--- Data in this exercise ---

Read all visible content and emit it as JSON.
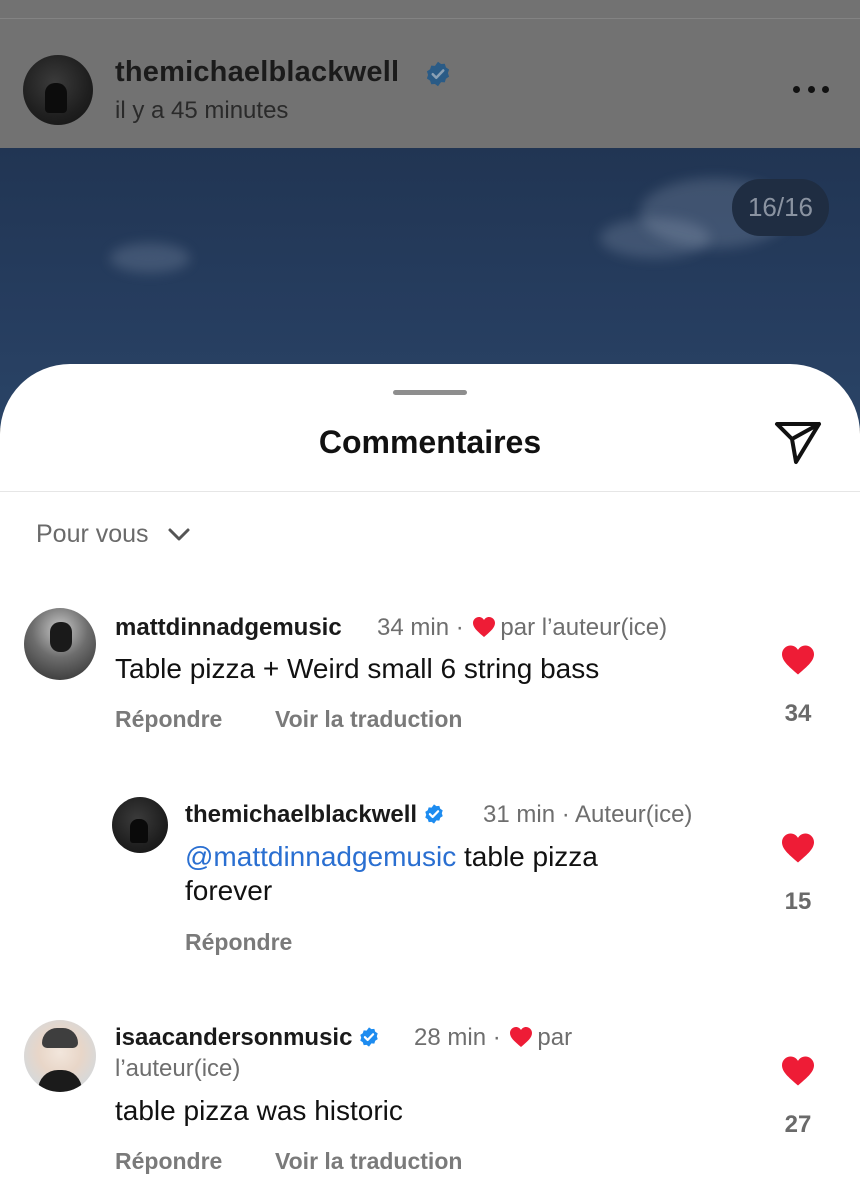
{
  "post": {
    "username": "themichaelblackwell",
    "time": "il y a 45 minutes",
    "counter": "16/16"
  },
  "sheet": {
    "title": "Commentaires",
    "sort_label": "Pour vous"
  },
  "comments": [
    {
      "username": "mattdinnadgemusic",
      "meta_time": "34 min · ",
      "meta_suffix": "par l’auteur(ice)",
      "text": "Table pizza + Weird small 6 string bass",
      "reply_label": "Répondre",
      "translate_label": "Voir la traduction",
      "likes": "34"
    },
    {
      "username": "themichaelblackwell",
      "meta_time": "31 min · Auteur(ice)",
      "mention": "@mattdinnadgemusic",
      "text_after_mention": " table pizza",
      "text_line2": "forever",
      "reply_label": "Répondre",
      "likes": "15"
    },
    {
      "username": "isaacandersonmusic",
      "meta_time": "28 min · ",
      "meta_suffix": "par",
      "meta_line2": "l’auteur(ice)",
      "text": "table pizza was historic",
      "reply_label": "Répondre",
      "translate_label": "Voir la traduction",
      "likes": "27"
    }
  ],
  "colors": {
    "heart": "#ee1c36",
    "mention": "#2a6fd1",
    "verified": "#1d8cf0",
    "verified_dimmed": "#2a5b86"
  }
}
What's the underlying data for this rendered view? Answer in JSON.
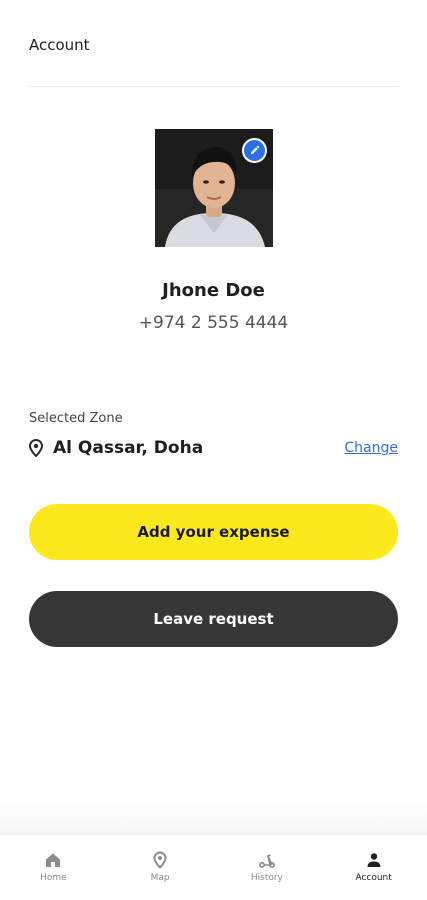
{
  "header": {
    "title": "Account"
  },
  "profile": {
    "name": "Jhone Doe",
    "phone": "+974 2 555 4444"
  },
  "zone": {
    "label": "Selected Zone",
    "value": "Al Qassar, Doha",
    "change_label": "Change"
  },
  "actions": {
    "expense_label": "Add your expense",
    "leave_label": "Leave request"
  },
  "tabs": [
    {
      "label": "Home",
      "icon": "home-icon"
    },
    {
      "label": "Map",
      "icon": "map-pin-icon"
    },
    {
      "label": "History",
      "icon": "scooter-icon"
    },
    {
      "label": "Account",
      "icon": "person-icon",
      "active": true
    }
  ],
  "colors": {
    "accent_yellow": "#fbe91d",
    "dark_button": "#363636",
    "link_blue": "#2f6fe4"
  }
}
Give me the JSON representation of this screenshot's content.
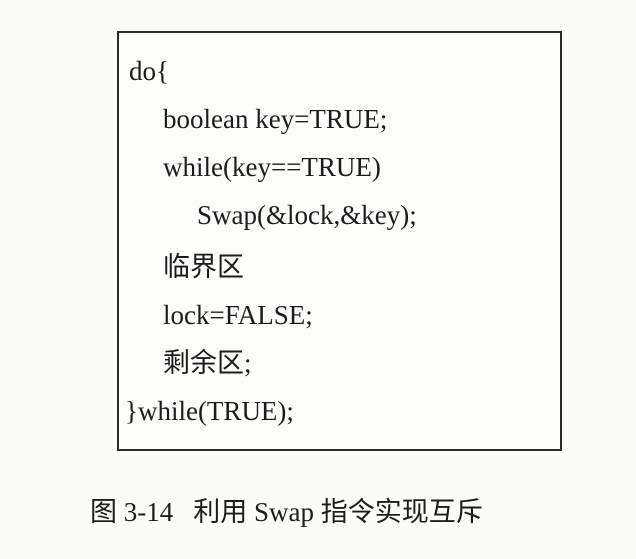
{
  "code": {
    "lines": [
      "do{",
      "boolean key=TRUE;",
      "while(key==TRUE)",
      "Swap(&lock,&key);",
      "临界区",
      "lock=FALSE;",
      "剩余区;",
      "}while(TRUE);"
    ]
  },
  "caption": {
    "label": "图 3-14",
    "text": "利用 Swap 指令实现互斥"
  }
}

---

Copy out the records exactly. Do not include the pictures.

Read all visible content and emit it as JSON.
{
  "post": {
    "username": "themichaelblackwell",
    "time": "il y a 45 minutes",
    "counter": "16/16"
  },
  "sheet": {
    "title": "Commentaires",
    "sort_label": "Pour vous"
  },
  "comments": [
    {
      "username": "mattdinnadgemusic",
      "meta_time": "34 min · ",
      "meta_suffix": "par l’auteur(ice)",
      "text": "Table pizza + Weird small 6 string bass",
      "reply_label": "Répondre",
      "translate_label": "Voir la traduction",
      "likes": "34"
    },
    {
      "username": "themichaelblackwell",
      "meta_time": "31 min · Auteur(ice)",
      "mention": "@mattdinnadgemusic",
      "text_after_mention": " table pizza",
      "text_line2": "forever",
      "reply_label": "Répondre",
      "likes": "15"
    },
    {
      "username": "isaacandersonmusic",
      "meta_time": "28 min · ",
      "meta_suffix": "par",
      "meta_line2": "l’auteur(ice)",
      "text": "table pizza was historic",
      "reply_label": "Répondre",
      "translate_label": "Voir la traduction",
      "likes": "27"
    }
  ],
  "colors": {
    "heart": "#ee1c36",
    "mention": "#2a6fd1",
    "verified": "#1d8cf0",
    "verified_dimmed": "#2a5b86"
  }
}
What's the underlying data for this rendered view? Answer in JSON.
{
  "header": {
    "title": "Account"
  },
  "profile": {
    "name": "Jhone Doe",
    "phone": "+974 2 555 4444"
  },
  "zone": {
    "label": "Selected Zone",
    "value": "Al Qassar, Doha",
    "change_label": "Change"
  },
  "actions": {
    "expense_label": "Add your expense",
    "leave_label": "Leave request"
  },
  "tabs": [
    {
      "label": "Home",
      "icon": "home-icon"
    },
    {
      "label": "Map",
      "icon": "map-pin-icon"
    },
    {
      "label": "History",
      "icon": "scooter-icon"
    },
    {
      "label": "Account",
      "icon": "person-icon",
      "active": true
    }
  ],
  "colors": {
    "accent_yellow": "#fbe91d",
    "dark_button": "#363636",
    "link_blue": "#2f6fe4"
  }
}
Give me the JSON representation of this screenshot's content.
{
  "code": {
    "lines": [
      "do{",
      "boolean key=TRUE;",
      "while(key==TRUE)",
      "Swap(&lock,&key);",
      "临界区",
      "lock=FALSE;",
      "剩余区;",
      "}while(TRUE);"
    ]
  },
  "caption": {
    "label": "图 3-14",
    "text": "利用 Swap 指令实现互斥"
  }
}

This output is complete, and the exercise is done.